▶ _Task to carry out_
Among the entries that follow, some lines contain the word "JSON". Show all of them.

▶ _Information_
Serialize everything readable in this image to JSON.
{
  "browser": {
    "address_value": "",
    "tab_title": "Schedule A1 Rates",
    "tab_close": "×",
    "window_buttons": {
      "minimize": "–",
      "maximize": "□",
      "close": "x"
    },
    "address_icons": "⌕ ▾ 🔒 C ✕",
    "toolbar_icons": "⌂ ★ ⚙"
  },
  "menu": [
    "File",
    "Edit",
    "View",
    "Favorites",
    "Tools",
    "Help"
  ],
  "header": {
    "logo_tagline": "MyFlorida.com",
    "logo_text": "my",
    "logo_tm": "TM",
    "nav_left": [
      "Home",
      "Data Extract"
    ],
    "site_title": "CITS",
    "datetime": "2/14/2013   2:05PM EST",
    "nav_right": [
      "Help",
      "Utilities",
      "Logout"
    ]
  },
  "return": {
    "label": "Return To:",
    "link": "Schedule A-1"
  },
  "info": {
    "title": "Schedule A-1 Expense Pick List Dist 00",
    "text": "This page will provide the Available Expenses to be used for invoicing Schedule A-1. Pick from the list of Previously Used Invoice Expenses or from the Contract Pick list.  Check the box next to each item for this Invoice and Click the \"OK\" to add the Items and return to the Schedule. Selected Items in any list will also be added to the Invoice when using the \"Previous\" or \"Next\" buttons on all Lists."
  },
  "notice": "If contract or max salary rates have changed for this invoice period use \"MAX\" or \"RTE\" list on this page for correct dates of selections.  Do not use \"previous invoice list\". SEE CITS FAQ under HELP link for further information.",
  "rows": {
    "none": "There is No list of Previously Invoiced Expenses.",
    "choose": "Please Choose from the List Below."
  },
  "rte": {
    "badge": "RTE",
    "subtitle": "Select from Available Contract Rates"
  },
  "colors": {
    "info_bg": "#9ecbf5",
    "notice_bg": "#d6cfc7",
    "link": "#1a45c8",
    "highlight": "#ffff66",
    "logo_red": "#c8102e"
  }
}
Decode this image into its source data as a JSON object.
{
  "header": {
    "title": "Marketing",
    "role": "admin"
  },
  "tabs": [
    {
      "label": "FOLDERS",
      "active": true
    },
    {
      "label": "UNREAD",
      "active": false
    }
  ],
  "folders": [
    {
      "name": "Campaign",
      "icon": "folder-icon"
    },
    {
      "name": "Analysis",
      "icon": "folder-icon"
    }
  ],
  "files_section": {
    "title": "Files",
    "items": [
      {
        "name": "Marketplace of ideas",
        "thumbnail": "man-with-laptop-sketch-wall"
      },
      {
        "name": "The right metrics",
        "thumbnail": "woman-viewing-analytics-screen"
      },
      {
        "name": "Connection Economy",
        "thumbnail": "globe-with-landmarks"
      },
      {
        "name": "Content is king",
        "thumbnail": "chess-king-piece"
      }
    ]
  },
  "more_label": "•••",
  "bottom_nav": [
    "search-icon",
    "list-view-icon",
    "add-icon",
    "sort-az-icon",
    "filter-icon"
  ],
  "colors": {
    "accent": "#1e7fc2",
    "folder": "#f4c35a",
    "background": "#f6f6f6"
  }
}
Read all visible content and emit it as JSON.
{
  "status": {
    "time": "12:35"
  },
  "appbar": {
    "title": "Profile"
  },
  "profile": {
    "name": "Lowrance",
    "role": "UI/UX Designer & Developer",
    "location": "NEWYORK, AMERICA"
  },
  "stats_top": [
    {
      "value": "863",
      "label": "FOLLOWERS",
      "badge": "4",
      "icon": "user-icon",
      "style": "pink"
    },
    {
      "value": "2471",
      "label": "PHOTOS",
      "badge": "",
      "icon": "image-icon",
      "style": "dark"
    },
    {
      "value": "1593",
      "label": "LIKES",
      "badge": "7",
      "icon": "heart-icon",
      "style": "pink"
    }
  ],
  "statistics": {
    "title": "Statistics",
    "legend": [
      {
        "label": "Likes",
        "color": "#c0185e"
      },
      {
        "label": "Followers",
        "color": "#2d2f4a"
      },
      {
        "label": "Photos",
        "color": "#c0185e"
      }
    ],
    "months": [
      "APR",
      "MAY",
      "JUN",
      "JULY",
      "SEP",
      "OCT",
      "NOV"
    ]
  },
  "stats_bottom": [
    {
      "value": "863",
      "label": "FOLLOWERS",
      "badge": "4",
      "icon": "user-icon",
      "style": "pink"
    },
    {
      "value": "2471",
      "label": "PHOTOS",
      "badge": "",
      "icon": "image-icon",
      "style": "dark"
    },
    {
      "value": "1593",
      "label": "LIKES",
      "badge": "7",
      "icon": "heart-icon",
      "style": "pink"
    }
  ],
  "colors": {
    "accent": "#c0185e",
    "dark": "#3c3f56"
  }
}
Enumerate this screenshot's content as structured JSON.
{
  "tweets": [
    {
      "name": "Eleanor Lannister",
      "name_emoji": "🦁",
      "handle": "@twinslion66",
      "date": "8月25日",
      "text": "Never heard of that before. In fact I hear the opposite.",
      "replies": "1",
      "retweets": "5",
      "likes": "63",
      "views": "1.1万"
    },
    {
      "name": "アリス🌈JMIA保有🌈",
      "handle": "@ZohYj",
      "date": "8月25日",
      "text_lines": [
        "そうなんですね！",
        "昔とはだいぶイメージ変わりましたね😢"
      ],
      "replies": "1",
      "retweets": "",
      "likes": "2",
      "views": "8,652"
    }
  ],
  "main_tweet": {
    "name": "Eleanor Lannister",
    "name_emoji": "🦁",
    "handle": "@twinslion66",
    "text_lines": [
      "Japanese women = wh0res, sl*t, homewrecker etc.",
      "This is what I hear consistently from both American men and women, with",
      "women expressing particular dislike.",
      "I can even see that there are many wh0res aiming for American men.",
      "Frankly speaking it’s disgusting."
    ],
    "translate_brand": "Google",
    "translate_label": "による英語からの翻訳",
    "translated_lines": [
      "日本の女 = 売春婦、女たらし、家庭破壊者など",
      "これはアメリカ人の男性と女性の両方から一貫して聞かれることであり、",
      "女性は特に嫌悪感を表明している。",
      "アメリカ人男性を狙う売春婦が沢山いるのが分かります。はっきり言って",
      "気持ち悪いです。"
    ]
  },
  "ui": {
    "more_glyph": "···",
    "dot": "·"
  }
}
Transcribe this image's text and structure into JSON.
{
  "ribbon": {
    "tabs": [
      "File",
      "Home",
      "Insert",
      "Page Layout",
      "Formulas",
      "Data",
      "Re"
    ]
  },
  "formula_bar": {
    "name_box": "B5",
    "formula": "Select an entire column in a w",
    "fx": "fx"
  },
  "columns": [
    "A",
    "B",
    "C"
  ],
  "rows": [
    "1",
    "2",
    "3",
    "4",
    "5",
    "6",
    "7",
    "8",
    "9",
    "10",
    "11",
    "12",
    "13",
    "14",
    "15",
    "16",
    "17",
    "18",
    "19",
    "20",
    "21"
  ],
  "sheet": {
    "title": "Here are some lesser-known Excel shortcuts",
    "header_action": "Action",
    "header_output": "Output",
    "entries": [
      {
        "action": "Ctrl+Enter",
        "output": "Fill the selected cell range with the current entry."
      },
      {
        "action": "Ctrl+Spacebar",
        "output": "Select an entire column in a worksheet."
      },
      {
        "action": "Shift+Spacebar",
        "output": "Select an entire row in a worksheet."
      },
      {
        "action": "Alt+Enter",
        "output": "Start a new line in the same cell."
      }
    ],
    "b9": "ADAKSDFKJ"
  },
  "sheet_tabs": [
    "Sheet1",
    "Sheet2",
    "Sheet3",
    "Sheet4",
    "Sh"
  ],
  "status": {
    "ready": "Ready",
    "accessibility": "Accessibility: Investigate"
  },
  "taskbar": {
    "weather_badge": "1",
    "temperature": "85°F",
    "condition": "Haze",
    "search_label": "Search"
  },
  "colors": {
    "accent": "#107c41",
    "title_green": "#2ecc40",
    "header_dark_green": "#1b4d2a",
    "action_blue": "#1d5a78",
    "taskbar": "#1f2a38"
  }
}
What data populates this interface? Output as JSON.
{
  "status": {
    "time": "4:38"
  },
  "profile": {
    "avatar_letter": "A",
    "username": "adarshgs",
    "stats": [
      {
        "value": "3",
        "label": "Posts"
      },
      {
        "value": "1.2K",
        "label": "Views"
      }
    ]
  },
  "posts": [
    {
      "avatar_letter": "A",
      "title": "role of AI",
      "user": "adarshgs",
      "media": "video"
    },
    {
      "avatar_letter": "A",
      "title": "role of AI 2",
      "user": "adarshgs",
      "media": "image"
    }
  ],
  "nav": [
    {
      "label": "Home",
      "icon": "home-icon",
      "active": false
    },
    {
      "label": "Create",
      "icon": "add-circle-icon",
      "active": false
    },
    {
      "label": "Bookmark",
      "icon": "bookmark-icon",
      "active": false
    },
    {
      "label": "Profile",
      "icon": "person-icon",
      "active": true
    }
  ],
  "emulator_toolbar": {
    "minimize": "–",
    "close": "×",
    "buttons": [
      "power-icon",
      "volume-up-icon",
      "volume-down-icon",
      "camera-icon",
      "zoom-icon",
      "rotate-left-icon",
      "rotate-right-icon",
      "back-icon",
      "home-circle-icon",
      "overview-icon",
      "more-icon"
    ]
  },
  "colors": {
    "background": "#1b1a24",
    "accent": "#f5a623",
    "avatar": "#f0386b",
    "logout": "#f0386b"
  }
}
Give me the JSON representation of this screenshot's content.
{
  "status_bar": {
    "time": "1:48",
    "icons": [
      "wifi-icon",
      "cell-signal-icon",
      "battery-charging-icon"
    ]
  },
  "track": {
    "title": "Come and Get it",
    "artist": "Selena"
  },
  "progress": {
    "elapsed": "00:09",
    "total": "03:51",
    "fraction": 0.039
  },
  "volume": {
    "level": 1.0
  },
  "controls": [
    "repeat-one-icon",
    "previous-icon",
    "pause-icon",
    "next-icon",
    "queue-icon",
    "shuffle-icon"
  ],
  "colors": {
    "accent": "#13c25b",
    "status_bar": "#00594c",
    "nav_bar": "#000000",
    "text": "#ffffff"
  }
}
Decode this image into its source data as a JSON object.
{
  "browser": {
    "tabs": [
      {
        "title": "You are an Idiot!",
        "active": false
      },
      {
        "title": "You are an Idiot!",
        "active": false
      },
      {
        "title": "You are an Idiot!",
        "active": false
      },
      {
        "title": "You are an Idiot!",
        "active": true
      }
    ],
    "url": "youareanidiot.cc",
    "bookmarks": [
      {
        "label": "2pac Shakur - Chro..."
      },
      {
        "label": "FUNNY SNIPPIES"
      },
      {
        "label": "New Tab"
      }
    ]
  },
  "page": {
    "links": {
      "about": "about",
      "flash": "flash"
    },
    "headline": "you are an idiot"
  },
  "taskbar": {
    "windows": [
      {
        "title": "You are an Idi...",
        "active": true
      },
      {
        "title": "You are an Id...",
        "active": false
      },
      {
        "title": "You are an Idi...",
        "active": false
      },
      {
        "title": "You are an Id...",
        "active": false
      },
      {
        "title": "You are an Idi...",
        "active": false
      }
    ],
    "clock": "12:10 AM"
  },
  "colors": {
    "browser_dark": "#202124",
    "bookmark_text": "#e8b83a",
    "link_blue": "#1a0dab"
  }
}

▶ _Solution for this exercise_
Serialize everything readable in this image to JSON.
Decode this image into its source data as a JSON object.
Read all visible content and emit it as JSON.
Enumerate this screenshot's content as structured JSON.
Transcribe this image's text and structure into JSON.
What data populates this interface? Output as JSON.
Give me the JSON representation of this screenshot's content.
Decode this image into its source data as a JSON object.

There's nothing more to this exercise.